[Data records for software interfaces]
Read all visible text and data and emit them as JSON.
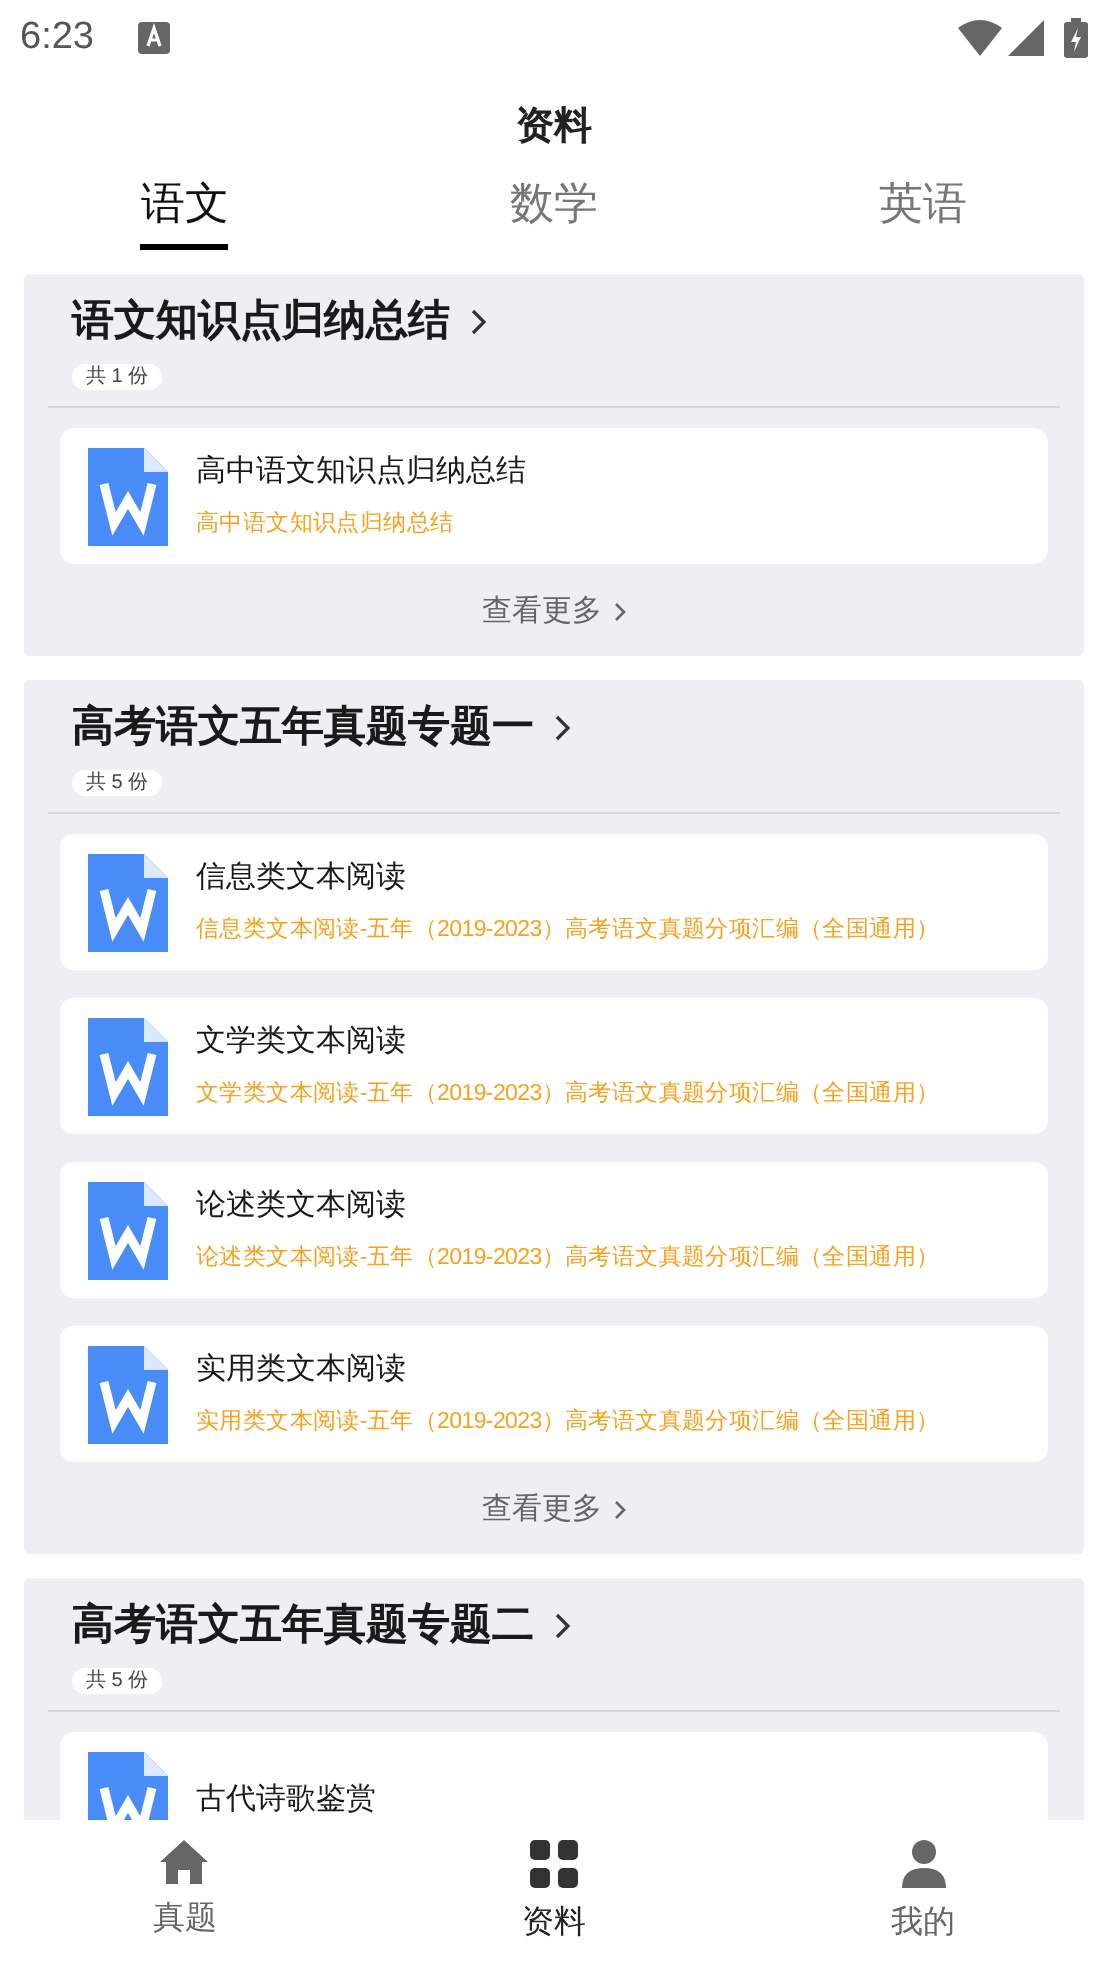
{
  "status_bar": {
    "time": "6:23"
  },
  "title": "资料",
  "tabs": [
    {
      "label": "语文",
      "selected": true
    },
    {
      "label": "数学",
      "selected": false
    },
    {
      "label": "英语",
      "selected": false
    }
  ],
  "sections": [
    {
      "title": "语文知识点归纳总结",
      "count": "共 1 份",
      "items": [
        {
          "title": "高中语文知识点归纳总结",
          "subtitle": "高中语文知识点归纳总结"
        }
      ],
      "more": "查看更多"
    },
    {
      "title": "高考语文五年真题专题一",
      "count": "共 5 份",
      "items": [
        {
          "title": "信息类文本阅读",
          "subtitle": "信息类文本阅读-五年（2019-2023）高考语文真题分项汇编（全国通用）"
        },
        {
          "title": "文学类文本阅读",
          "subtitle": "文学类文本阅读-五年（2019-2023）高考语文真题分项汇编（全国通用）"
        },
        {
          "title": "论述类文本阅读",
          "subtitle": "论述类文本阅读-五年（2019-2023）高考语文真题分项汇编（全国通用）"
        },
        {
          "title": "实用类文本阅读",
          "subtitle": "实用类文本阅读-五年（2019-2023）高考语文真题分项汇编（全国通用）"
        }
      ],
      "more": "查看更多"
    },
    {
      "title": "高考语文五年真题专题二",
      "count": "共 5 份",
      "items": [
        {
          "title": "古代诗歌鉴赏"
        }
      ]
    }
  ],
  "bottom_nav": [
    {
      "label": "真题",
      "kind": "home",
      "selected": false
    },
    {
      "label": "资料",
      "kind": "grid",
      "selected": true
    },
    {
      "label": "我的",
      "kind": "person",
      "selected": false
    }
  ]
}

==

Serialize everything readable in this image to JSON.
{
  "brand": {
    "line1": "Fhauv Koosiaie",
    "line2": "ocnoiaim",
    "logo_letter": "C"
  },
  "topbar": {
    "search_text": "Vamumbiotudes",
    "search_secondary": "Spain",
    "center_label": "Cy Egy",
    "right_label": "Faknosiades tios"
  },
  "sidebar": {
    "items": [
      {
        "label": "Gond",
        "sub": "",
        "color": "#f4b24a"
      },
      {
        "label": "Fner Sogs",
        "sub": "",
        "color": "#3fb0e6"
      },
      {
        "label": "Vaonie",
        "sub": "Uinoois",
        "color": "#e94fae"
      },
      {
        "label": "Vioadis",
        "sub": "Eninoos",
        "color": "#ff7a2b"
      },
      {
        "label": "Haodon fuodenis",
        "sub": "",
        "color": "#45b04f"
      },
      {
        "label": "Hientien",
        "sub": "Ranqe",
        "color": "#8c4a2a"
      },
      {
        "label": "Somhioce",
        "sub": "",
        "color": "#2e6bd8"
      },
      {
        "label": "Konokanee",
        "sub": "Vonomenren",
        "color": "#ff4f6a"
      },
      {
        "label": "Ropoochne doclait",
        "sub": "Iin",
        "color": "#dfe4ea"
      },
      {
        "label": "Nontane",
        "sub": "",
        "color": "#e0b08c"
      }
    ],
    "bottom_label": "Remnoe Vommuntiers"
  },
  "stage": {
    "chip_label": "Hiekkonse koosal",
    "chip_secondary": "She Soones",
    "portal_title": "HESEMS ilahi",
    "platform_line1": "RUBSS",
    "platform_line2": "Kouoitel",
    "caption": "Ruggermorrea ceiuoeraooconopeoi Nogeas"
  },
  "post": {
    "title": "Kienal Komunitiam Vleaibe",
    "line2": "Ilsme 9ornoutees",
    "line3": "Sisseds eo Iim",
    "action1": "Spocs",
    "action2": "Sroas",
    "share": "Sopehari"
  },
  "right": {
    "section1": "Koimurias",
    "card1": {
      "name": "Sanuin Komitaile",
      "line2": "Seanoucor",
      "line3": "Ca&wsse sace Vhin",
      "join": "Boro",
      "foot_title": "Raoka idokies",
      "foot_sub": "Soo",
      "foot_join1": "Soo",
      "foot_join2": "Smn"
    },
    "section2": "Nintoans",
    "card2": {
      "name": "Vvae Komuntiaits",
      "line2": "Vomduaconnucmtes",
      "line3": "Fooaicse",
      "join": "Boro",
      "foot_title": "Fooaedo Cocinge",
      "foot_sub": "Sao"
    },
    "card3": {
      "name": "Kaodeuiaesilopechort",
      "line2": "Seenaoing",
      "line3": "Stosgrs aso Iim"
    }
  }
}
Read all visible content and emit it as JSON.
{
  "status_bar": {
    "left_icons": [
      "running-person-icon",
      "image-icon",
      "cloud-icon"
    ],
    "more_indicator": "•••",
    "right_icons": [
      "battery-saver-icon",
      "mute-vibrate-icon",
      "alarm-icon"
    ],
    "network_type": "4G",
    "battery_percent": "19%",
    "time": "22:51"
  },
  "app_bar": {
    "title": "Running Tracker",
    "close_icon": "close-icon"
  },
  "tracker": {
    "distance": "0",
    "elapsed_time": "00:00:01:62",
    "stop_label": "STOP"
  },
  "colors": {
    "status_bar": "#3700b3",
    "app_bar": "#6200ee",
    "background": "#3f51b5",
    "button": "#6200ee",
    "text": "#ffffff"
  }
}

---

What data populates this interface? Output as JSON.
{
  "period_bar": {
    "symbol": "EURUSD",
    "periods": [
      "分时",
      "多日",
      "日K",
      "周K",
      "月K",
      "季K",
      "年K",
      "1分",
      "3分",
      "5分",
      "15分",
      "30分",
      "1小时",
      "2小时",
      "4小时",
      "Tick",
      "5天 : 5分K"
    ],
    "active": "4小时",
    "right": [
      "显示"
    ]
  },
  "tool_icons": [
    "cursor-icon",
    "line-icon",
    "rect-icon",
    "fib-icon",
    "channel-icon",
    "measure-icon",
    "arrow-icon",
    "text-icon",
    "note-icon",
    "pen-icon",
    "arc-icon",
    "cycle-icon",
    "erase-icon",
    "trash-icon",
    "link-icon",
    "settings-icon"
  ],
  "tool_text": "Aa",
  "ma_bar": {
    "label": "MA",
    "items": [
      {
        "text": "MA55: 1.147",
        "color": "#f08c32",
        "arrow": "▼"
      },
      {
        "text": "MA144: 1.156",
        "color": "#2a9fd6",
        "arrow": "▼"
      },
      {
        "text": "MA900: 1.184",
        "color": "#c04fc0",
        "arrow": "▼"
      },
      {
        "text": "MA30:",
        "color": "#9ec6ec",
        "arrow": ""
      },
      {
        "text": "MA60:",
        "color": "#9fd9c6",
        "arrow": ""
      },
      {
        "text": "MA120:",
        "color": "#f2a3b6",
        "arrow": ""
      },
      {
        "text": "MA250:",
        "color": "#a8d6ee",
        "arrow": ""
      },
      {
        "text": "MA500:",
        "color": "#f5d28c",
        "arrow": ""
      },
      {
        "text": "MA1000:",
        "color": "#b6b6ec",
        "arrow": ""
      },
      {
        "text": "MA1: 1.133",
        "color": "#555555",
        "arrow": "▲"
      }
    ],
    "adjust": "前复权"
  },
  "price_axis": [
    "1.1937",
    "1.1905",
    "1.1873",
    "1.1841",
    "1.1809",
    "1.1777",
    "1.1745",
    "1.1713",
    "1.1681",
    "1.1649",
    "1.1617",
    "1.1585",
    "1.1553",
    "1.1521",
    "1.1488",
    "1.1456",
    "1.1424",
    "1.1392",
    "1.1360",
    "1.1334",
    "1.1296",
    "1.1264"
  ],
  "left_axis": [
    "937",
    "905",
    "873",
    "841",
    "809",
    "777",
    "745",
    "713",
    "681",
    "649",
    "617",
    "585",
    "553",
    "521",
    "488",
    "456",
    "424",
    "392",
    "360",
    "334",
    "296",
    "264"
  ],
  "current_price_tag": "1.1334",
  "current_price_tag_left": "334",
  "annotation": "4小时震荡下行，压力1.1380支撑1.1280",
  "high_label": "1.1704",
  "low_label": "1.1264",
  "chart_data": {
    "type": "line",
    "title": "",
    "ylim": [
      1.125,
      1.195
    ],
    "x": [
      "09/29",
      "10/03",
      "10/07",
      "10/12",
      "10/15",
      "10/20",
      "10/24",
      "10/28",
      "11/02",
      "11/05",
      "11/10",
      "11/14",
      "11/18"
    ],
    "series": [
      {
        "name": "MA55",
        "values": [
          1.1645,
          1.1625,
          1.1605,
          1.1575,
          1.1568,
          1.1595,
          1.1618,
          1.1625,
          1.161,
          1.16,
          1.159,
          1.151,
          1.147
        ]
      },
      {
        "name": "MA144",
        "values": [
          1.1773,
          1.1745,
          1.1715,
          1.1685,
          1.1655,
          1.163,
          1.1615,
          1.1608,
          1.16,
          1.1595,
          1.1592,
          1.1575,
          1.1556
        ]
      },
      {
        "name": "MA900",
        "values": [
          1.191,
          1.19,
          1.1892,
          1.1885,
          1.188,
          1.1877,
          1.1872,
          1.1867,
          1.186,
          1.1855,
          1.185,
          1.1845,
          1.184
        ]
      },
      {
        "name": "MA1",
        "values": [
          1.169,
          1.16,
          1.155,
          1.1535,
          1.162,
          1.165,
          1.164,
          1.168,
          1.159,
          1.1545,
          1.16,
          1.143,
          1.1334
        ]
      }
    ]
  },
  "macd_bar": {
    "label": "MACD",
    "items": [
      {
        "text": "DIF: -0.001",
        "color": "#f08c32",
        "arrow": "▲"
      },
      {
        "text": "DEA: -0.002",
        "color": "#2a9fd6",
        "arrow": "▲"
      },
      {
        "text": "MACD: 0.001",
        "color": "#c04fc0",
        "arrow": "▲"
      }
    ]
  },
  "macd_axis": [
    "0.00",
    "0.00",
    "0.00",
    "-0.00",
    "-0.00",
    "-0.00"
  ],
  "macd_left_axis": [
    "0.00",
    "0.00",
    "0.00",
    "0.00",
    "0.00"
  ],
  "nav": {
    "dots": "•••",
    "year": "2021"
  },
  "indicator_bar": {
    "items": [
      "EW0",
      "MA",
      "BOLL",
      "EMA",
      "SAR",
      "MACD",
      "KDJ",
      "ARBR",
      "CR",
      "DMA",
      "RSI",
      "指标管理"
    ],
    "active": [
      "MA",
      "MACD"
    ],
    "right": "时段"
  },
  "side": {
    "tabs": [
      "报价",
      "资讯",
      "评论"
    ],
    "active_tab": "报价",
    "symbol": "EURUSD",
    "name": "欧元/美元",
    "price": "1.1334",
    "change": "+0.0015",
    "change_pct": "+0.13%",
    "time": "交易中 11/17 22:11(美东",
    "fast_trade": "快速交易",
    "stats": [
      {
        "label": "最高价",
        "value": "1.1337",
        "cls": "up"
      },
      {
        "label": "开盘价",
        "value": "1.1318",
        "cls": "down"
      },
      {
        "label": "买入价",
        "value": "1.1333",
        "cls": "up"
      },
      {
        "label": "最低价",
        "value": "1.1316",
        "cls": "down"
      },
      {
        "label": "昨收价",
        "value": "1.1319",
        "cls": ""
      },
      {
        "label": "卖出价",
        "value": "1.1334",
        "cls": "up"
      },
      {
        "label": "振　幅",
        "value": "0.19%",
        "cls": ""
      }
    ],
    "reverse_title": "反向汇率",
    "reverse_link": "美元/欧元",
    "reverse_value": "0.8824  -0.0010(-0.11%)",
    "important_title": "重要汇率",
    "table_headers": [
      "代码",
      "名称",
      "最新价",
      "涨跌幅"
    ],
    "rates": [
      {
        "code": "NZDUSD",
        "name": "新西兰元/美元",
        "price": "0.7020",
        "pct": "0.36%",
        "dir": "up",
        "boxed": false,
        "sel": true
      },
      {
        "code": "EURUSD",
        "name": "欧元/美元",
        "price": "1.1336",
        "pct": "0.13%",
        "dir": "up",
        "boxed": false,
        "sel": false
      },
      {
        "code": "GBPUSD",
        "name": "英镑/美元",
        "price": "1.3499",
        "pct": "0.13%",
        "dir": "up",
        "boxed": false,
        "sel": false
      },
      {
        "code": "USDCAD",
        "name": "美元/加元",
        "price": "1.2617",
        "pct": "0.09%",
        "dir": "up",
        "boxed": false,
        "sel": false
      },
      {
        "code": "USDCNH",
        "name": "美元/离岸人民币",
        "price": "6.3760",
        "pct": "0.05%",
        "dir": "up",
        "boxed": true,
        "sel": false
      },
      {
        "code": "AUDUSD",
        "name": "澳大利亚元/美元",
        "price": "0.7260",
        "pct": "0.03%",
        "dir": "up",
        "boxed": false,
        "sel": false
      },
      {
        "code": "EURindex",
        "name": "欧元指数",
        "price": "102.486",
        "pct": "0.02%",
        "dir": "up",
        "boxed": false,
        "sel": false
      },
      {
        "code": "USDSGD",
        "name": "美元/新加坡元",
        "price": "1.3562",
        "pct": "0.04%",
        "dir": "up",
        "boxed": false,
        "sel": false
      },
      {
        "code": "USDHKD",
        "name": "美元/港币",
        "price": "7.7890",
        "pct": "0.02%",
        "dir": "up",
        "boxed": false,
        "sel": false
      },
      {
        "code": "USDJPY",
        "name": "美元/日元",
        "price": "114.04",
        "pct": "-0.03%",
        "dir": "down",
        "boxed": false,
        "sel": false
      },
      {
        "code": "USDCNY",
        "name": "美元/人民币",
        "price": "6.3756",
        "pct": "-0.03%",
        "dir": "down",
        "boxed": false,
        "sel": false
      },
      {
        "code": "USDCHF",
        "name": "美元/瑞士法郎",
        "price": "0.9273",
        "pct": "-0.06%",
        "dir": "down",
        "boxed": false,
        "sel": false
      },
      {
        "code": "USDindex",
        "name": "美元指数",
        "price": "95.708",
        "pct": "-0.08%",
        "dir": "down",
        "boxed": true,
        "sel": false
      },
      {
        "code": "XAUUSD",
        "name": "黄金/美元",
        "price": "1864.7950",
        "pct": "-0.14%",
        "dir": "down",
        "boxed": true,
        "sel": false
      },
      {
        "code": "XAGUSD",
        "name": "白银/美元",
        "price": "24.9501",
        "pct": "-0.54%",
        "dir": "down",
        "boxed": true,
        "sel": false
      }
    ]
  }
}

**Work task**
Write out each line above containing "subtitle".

**Result below**
          "subtitle": "高中语文知识点归纳总结"
          "subtitle": "信息类文本阅读-五年（2019-2023）高考语文真题分项汇编（全国通用）"
          "subtitle": "文学类文本阅读-五年（2019-2023）高考语文真题分项汇编（全国通用）"
          "subtitle": "论述类文本阅读-五年（2019-2023）高考语文真题分项汇编（全国通用）"
          "subtitle": "实用类文本阅读-五年（2019-2023）高考语文真题分项汇编（全国通用）"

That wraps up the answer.